Consumers Find Mobile Web Disappointing, Slow to Load

first_imgRole of Mobile App Analytics In-App Engagement The Rise and Rise of Mobile Payment Technology Tags:#mobile#Trends#web Why IoT Apps are Eating Device Interfaces When encountering these slow loading sites, half of consumers reported that they were only willing to wait 6-10 seconds or less for the site to load. Longer than that, and they’ll give up, move on, and probably won’t ever return. Sixty-one percent said it’s unlikely that they would ever visit that site again from their mobile device while another forty percent said they would seek out a competitor’s site that provided a similar service. sarah perez No Mobile Web Presence is Bad for BusinessFor businesses who maintain a web presence, the survey’s findings highlight the potential consequences of ignoring the mobile web. There are more people surfing mobile sites than ever before – 56.9 million as of July, according to Nielsen. Companies who haven’t given consideration to their mobile websites aren’t just losing customers for that initial attempted transaction that goes bad – they’re possibly losing those customers for good seeing as how many of those frustrated users claim they won’t ever return to the site in question.    Although the survey sample size was relatively small (just 1001 total respondents) and the company behind this wants to sell web optimization services, the findings seem to be believable. Anyone who’s spent a good amount of time on the mobile web can assure you that it truly is in its infancy. So many sites are slow, aren’t optimized for viewing from mobile handsets, and it is frustrating when you encounter them. Hopefully, businesses will begin to realize that if they want to compete with the next generation of web surfers, a “web presence” alone isn’t enough. Today, you need a “mobile web presence” too. An independent study by Equation Research found that today’s consumers are disappointed with the performance of the mobile web. Despite the proliferation of smartphones with their full-featured web browsers, the majority of mobile web surfers have encountered issues with accessing websites via their handsets over the past year. The number one issue reported involves websites that are too slow to load, frustrating users to the point that over half said they would never return to the site in question.Mobile Web Disappoints The research study was commissioned by Gomez, Inc., a company that helps organizations optimize the performance of their web and mobile applications. Obviously, that means you have to take these findings with a grain of salt as the company clearly has a vested interest in making the mobile web sound worse off than actually is. That being said, in reading through the findings, you’ll probably find yourself agreeing with much of what’s being said. For example, the study found that the majority of mobile phone users said they expected sites to load as quickly, nearly as quickly, or even faster on their mobile phones as compared to their PC. While intellectually, most of us know that’s not going to be the case – broadband connections at home or work are generally much faster than accessing the web via a mobile handset – there’s still a feeling of wanting the phone to perform the way we’ve become accustomed to…that is to say, FAST. Waiting for a non-mobilized site to load up in the phone’s browser reminds us too much of the painful days of dial-up connections. It feels like we’ve regressed to an earlier time…like there’s something wrong with the site. While slow speeds were the number one complaint, with 73% reporting having issues in the past year, other complaints pointed to a lack of well-designed and stable mobile-ready sites. 51% percent complained of sites that crashed, froze, or received an error and another 48% reported the formatting of the site made it difficult to read. Clearly, there is overlap in these numbers as the survey respondents reported multiple complaints. Overall, though, 60% of mobile users reported having one or more issues accessing a site from their mobile phones. What it Takes to Build a Highly Secure FinTech … Related Posts last_img read more
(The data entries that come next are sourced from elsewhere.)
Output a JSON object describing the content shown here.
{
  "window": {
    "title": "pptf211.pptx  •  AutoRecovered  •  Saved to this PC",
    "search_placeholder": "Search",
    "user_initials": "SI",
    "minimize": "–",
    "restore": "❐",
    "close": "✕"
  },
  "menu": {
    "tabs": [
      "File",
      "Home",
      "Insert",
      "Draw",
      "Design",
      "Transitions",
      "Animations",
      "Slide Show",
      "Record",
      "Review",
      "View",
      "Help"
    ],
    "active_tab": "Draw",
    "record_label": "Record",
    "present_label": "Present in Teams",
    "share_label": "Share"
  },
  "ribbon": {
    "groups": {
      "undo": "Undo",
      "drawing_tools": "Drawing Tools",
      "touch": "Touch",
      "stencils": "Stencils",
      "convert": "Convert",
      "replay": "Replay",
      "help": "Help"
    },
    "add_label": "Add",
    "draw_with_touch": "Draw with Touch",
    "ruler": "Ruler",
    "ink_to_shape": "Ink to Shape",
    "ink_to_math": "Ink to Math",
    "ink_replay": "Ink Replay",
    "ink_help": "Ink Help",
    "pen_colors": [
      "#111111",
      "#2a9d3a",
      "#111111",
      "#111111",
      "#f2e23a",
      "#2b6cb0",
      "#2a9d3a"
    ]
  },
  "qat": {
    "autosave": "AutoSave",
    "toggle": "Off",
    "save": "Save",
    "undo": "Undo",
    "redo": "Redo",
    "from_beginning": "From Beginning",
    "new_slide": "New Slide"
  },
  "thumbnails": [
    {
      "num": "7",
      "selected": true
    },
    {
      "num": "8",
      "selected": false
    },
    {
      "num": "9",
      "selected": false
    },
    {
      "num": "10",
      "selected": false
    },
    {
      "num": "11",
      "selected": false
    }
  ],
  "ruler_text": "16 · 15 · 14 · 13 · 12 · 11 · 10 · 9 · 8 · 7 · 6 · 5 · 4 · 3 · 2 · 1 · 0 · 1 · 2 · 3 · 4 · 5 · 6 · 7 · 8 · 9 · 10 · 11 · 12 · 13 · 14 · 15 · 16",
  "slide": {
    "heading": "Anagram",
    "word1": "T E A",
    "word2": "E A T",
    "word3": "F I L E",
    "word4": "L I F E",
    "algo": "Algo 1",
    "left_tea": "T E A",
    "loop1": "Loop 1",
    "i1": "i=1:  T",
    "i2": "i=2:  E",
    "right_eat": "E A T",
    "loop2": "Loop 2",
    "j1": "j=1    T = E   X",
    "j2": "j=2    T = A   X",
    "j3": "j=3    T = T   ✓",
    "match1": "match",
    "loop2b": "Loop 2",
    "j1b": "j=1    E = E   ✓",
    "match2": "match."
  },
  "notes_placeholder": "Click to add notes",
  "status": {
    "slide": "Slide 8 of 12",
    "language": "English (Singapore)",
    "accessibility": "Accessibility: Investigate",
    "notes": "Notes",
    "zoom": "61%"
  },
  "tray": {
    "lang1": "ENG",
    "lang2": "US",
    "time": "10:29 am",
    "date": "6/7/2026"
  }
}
Are Energy Codes Working?

first_img Sign up for a free trial and get instant access to this article as well as GBA’s complete library of premium articles and construction details. This article is only available to GBA Prime Members Start Free Trial Already a member? Log incenter_img Residential energy codes have evolved rapidly over the last two decades. The origin of many of our current energy codes can be traced back to the Model Energy Code (MEC), which was first introduced in 1992. The MEC eventually evolved into the International Energy Conservation Code (IECC).In jurisdictions that have adopted the International family of codes, residential builders can usually use the IECC to fulfill energy code requirements. But most home builders choose instead to follow the simpler energy requirements found in the International Residential Code (IRC). Confusingly, IRC energy requirements are similar but not always identical to requirements found in the IECC.The 2004 Supplement to the IECC included radical revisions to the existing energy code. These revisions were designed to simplify the code, in hopes that a simpler code would lead to better compliance by builders and easier enforcement by building officials. These 2004 revisions were designed to be “stringency neutral” — that is, to result in homes that were neither more nor less efficient than homes built to earlier versions of the code.The 2004 revisions were fully implemented in the 2006 versions of the IECC and IRC. The latest version of the codes — the 2009 IECC and IRC — include revisions designed to increase energy code stringency. (For more information on changes adopted into the 2009 codes, see Exceeding the Energy Code.)In pre-2004 versions of the IECC, builders were required to calculate the ratio between a home’s window area and its solid-wall area; this ratio was usually called the window-to-wall ratio (WWR). No matter which compliance path a builder chose — the prescriptive path, the component trade-off path, or the performance path — there was no escaping the requirement to calculate the WWR. Some builders grumbled at the need to make this calculation.Homes with a low WWR usually use less energy than homes… last_img read more


Parrikar trying to blackmail PM: Jaipal Reddy

first_imgFormer Union Minister and AICC spokesman Jaipal Reddy reiterated on Friday that the Congress’s demand for a Joint Parliamentary Committee (JPC) probe into the Rafale fighter jets deal.He said his party had never approached the Supreme Court on the Rafale deal.“We are ready for discussion in Parliament, but we want JPC because it can ask for all the documents and call every officer, including Chiefs of Defence Forces and the Prime Minister, before it,” Mr. Reddy told a press conference at the Congress headquarters here. Mr. Reddy, in Goa on a two-day visit to address his party’s “Jan Akrosh” rally demanding ailing Goa Chief Minister Manohar Parrikar’s resignation, said the Union Finance Minister Arun Jaitely was afraid of facts in the Rafale deal and wanted to “avoid the dazzling light of truth.” Mr. Reddy accused former Defence Minister Parrikar of trying to “blackmail” Prime Minister Narendra Modi through the Rafale deal to retain his Chief Minister post. “Mr. Parrikar as Defence Minister was not taken into confidence by the PM while signing the deal and the next day Mr. Parrikar was on record stating that since the Prime Minister had agreed, he would back him.”last_img read more